◆ **Task requirements**
It is required that all of the data be written out exactly.

◆ **Records supplied**
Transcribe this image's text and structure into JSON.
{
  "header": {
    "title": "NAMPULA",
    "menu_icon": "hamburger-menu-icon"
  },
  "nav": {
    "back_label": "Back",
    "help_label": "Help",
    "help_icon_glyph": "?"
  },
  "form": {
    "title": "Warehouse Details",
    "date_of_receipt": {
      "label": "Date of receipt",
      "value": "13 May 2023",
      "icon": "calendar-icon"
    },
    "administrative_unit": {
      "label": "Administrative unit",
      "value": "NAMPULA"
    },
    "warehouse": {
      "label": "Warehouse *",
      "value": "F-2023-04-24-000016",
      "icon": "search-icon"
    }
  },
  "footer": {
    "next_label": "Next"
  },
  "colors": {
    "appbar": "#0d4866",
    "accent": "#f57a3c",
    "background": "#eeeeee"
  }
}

◆ **Result**
Transcribe this image's text and structure into JSON.
{
  "header": {
    "title": "NAMPULA",
    "menu_icon": "hamburger-menu-icon"
  },
  "nav": {
    "back_label": "Back",
    "help_label": "Help",
    "help_icon_glyph": "?"
  },
  "form": {
    "title": "Warehouse Details",
    "date_of_receipt": {
      "label": "Date of receipt",
      "value": "13 May 2023",
      "icon": "calendar-icon"
    },
    "administrative_unit": {
      "label": "Administrative unit",
      "value": "NAMPULA"
    },
    "warehouse": {
      "label": "Warehouse *",
      "value": "F-2023-04-24-000016",
      "icon": "search-icon"
    }
  },
  "footer": {
    "next_label": "Next"
  },
  "colors": {
    "appbar": "#0d4866",
    "accent": "#f57a3c",
    "background": "#eeeeee"
  }
}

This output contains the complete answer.